### [TASK REQUIREMENTS]
Track down every line below that holds "content" and copy it.

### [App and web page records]
+===+

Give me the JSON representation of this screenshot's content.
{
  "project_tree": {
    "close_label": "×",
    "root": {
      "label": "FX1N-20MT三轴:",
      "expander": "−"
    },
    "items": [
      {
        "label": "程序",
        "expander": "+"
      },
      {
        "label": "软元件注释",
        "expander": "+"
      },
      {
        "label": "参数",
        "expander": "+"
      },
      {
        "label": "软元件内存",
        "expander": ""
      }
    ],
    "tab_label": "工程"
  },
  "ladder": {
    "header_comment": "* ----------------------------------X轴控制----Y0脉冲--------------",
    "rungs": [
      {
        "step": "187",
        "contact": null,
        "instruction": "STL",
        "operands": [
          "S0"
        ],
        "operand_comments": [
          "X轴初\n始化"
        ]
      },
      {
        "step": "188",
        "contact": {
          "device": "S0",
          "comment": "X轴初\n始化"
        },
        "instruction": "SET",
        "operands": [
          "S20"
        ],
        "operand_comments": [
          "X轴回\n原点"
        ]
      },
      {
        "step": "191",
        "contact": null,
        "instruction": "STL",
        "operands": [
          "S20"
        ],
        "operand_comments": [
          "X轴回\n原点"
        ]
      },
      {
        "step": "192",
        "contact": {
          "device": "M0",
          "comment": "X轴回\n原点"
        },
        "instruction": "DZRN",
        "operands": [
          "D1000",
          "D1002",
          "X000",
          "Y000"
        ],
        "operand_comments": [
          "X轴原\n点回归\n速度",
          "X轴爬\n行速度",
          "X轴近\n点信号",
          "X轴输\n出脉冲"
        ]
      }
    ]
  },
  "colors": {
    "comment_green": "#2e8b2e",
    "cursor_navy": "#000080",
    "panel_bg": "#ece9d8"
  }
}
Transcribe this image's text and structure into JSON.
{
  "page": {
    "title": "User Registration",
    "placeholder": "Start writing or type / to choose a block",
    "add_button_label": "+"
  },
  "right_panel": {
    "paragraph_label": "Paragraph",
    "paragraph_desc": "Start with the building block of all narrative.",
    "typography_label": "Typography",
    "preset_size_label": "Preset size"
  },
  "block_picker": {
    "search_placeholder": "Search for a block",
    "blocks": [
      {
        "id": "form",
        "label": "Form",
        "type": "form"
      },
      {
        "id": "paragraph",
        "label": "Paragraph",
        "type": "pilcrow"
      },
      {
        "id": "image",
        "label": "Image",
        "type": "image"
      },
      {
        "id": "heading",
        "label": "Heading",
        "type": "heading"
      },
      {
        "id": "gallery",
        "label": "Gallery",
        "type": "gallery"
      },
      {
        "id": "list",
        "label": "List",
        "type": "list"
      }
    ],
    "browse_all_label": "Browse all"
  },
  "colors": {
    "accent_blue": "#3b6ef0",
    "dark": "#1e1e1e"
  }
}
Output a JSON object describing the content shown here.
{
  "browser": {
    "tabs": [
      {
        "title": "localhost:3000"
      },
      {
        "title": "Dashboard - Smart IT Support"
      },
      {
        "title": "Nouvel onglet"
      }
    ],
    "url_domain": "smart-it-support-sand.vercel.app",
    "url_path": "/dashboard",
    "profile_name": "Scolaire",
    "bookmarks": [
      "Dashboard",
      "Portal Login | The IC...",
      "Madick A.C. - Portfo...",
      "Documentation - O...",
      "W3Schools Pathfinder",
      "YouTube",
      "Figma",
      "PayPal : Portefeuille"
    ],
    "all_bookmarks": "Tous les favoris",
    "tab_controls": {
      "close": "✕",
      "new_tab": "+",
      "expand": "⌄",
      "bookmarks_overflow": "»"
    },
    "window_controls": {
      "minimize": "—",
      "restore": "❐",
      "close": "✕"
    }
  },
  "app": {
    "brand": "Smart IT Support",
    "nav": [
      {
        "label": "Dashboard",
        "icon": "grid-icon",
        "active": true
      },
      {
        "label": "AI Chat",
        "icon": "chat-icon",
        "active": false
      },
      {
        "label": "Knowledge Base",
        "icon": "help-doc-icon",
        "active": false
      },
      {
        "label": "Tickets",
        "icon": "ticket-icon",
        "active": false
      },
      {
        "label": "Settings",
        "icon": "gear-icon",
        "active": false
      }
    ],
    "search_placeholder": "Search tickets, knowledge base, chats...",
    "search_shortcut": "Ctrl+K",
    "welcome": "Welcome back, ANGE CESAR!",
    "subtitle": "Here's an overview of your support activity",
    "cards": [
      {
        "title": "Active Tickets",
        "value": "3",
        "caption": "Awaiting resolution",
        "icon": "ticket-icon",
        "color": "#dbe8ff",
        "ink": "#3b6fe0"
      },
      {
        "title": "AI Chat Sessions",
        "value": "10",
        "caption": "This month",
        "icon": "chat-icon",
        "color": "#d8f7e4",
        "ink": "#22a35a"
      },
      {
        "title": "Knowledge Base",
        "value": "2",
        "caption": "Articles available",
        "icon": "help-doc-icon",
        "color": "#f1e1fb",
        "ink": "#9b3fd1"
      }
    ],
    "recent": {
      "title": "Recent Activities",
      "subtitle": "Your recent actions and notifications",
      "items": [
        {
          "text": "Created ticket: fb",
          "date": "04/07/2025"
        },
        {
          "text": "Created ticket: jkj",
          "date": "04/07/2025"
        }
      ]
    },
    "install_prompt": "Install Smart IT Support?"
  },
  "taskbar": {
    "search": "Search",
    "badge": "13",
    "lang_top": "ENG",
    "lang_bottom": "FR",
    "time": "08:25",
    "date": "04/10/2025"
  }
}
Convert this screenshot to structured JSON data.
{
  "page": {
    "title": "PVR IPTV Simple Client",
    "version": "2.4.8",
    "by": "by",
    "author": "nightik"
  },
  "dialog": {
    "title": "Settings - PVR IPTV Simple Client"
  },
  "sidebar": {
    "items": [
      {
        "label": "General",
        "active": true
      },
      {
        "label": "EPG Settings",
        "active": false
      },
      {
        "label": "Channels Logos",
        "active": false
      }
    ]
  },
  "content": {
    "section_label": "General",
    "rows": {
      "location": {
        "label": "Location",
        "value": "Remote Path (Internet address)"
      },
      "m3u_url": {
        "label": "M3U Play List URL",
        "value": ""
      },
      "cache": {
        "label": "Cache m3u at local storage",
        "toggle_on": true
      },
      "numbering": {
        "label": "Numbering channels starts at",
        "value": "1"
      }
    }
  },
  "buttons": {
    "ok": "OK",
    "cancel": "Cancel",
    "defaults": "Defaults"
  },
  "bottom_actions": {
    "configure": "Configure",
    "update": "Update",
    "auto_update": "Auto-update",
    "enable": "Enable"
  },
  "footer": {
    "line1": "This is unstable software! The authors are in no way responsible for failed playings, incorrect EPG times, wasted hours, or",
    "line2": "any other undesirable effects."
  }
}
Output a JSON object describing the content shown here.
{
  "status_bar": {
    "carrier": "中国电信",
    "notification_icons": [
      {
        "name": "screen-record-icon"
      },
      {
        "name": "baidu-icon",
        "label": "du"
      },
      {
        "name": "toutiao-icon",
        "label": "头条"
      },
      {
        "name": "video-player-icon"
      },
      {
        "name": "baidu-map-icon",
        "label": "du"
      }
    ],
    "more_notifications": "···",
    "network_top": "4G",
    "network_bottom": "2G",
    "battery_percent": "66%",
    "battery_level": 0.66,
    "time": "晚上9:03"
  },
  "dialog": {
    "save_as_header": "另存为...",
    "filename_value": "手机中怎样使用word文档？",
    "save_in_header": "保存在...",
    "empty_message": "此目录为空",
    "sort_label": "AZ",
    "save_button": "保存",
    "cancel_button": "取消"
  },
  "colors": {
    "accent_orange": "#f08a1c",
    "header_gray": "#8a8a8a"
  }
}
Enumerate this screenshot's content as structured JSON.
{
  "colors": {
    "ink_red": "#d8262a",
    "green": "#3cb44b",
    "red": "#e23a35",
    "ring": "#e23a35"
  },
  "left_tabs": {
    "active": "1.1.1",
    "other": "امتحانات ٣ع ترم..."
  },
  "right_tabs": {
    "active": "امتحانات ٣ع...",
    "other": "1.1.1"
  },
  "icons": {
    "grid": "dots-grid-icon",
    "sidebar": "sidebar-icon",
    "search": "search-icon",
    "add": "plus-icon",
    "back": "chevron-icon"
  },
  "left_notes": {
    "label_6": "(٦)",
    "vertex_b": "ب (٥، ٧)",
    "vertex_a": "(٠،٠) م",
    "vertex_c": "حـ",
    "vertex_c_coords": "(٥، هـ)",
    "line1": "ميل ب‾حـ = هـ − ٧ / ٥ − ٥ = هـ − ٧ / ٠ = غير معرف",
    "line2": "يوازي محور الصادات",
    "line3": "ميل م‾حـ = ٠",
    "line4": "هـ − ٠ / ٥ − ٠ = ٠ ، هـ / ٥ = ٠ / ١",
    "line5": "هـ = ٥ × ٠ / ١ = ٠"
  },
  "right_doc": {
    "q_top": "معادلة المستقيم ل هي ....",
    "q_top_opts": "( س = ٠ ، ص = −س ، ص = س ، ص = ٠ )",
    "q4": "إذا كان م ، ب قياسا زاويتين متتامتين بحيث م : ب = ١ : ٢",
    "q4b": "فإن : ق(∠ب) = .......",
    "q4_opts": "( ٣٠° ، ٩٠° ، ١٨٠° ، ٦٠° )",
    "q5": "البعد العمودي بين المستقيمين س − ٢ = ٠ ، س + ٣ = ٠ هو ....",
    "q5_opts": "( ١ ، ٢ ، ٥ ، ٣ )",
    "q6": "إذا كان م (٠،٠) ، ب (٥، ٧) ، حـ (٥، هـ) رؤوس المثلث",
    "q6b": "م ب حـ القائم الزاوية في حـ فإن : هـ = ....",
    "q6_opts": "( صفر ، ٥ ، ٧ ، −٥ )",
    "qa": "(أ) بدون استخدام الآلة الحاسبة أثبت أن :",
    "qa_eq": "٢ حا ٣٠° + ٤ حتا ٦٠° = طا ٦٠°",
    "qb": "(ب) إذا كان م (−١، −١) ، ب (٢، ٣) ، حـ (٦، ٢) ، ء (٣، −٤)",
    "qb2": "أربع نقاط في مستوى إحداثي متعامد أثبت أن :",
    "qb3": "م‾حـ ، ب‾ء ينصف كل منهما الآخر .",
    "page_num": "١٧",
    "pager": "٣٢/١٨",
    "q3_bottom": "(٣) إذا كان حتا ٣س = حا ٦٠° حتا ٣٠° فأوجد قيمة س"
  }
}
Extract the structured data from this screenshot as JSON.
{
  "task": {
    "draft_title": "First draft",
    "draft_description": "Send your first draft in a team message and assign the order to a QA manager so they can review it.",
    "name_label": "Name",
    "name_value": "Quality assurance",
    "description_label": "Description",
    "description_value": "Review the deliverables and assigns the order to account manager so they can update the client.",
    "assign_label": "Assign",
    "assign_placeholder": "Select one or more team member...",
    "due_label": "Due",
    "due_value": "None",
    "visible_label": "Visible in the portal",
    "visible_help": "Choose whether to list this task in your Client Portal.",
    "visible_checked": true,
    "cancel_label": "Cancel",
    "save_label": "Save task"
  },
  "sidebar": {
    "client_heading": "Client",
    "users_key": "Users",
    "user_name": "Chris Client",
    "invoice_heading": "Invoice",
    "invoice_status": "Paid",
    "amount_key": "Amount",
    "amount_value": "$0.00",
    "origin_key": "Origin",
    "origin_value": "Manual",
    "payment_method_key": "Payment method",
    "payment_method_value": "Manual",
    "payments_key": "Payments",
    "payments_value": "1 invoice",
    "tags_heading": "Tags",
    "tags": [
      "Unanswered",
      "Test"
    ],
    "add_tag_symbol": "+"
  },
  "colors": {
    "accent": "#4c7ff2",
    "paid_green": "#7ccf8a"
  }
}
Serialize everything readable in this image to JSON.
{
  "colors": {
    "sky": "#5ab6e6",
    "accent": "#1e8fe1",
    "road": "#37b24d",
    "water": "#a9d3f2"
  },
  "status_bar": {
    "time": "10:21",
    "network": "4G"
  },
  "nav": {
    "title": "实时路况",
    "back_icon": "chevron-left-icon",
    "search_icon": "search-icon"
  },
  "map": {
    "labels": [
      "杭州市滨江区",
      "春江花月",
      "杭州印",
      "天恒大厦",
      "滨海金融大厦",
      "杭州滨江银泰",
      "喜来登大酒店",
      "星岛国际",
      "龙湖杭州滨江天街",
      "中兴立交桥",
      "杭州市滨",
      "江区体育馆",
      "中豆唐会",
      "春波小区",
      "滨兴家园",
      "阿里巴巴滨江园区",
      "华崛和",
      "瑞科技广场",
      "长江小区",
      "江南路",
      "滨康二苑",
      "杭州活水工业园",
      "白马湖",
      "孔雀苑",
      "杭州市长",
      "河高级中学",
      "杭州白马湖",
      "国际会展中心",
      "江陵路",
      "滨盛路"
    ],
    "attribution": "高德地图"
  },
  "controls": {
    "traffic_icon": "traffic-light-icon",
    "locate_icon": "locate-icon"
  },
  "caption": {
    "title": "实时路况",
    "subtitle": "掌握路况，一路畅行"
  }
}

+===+

### [ANSWER SECTION]
Give me the JSON representation of this screenshot's content.
Output a JSON object describing the content shown here.
  "content": {
Output a JSON object describing the content shown here.
Enumerate this screenshot's content as structured JSON.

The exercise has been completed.